     But first, a word about heroes. I am fairly sure that it's okay to admire and be encouraged by folks whose lives do in fact urge us on. That's what the writer of the book of Hebrews seems to be doing in the Hebrews 11 "Hall of Trusting Ones." But I am also fairly sure that what we admire and respect about folks is what's truly important. It seems to me that when someone's gift or ability shines brightly (no matter what the context) God's intention is for us to think of Him as the Giver and Creator and not look at the person with awe. This is not to diminish the fact that someone may have worked hard to develop a gift but rather to suggest that it's best for us to think mostly of God when we see a thing of beauty given through one of His creatures. That way we can admire the gift, thank God for the gift, but not be distracted by the sometimes broken container in which the gift was contained. Just a thought. But I think it's in line with what I read in Scripture. It seems to me that it's best to admire those whom God admires, and He admires and commends things like character, faithfulness, selfless courage, etc., things that can be found in anyone who knows Him well.
     So having said that, I find my mind running to some mostly hidden heroes of the faith. I think of Andrew, Simon Peter's brother, a very obscure disciple who shows up very rarely in the Gospels or in church history, who himself did no great things but who did bring his brother to Jesus, and Simon Peter did great things! I think of Ananias, who courageously obeyed God's instruction to go to Saul of Tarsus to pray for him and also, no doubt, be the first to disciple the future great Apostle Paul. Ananias fades from the scene quickly, of course, never to be heard from again in Scripture, but who cannot admire his courage and obedience, and also wonder what he imparted to his famous new convert?
     And then I think of the thousands down through history who have exhibited courage and faith that stuns us even as it also challenges us. I think of Harriet Anne Jacobs, a woman who even as a slave held tightly to her honor and sought to live a life of integrity and grace (Incidents in the Life of a Slave Girl Written by Herself). I think of the many unknown single mothers, abandoned by less-than-honorable men, who choose to raise their children in the ways of God and lift them out of the cycle of violence and poverty that pervades our inner cities.
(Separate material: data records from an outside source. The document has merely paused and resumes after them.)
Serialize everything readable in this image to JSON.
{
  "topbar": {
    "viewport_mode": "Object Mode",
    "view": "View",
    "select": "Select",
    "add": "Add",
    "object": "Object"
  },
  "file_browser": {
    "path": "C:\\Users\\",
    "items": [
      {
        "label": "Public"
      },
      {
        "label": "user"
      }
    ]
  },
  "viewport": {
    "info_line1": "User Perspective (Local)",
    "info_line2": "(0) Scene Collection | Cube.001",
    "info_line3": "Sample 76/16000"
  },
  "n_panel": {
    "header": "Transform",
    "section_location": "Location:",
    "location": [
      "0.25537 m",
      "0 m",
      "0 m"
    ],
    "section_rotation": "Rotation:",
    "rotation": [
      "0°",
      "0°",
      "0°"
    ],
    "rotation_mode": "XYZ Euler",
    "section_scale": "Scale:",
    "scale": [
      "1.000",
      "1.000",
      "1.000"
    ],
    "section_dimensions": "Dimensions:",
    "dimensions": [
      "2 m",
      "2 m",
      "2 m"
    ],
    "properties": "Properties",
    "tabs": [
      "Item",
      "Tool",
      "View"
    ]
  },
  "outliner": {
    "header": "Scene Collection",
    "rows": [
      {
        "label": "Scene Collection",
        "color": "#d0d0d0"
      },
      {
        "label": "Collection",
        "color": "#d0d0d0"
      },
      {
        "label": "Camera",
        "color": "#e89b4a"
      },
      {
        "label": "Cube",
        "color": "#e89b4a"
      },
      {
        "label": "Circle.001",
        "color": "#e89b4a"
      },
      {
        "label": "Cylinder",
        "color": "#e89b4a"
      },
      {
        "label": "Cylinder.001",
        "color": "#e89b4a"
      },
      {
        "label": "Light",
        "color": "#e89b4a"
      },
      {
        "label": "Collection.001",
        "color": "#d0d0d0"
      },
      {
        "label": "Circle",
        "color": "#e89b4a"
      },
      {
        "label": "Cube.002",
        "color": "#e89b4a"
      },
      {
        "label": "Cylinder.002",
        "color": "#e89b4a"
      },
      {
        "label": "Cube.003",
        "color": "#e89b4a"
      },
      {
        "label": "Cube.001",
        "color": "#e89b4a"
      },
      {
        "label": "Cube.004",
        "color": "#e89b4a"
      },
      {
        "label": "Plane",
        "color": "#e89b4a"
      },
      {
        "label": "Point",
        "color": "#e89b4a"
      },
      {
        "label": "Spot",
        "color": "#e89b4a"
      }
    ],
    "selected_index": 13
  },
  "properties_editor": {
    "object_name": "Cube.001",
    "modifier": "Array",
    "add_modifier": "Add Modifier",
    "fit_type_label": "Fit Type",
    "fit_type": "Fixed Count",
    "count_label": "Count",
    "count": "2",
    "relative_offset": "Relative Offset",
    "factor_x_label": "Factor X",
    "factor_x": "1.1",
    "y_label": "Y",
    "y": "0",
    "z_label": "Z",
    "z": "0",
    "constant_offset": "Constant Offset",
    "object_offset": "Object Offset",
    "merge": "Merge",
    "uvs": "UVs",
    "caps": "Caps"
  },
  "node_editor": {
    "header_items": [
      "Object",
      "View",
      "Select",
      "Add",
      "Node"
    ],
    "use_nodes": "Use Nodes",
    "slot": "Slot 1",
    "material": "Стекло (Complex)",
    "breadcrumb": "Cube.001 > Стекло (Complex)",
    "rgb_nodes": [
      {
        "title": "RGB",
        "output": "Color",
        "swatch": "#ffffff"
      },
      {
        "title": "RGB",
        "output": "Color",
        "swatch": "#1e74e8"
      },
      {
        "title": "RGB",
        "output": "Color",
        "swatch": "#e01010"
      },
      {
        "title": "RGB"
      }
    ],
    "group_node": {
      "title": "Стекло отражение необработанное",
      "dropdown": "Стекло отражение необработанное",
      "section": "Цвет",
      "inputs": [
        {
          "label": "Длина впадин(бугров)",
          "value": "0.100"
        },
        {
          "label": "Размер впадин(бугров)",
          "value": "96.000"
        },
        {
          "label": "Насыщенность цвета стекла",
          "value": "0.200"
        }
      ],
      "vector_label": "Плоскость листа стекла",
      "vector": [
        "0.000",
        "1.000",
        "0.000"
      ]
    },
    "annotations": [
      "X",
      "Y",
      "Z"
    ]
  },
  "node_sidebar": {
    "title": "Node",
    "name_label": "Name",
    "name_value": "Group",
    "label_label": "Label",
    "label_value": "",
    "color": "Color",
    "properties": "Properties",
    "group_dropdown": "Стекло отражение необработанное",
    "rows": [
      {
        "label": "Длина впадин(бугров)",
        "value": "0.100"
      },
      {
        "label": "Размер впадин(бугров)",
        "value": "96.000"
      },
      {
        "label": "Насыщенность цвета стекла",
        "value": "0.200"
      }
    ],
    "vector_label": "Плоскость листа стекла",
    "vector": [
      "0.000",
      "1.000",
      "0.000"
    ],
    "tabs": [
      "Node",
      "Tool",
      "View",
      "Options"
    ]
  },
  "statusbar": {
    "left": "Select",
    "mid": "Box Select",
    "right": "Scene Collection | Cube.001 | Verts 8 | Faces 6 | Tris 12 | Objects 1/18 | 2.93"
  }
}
I think of the many pastors of small churches in obscure places who don't pilfer the church funds or run off with the choir director, who never grow large churches but who faithfully serve the community in which God has placed them, struggling with a model of church that doesn't quite work but unable to see anything different. Yes, they are my heroes, too! I think of the many Tabithas (see Acts 9:36-41) who quietly serve others in humble but practical ways whose reward will indeed be great in Heaven but who may feel like they should do greater things than just serve. (I wonder if Tabitha's story is in the Bible mostly to encourage the many like her who "speak with their hands" more than their lips!).
     I could go on forever with this list, I think, but perhaps by now you are catching what I am really saying! It's this: that true influence and impact in God's Kingdom is rarely showy and attention-getting. And that opens the way for us normal folks to be encouraged by people just like us. I may have no great gifts to offer my King or the world, but I can be faithful! And it also helps us admire the Giver of the more visible gifts without becoming entangled in the marred condition of the some of the vessels through which the gift flows.
     I weep then, for the brokenness of Thomas Kinkade, and I am sorry for how the world is using his story to try to attack his faith. But I smile, too, because I know that God's Kingdom stands firm and is quietly lit up to a radiant brilliance by many hidden heroes who in their own way were/are also "painters of light."

Looking for treasure in hidden places.

Tom, one of Abba's little children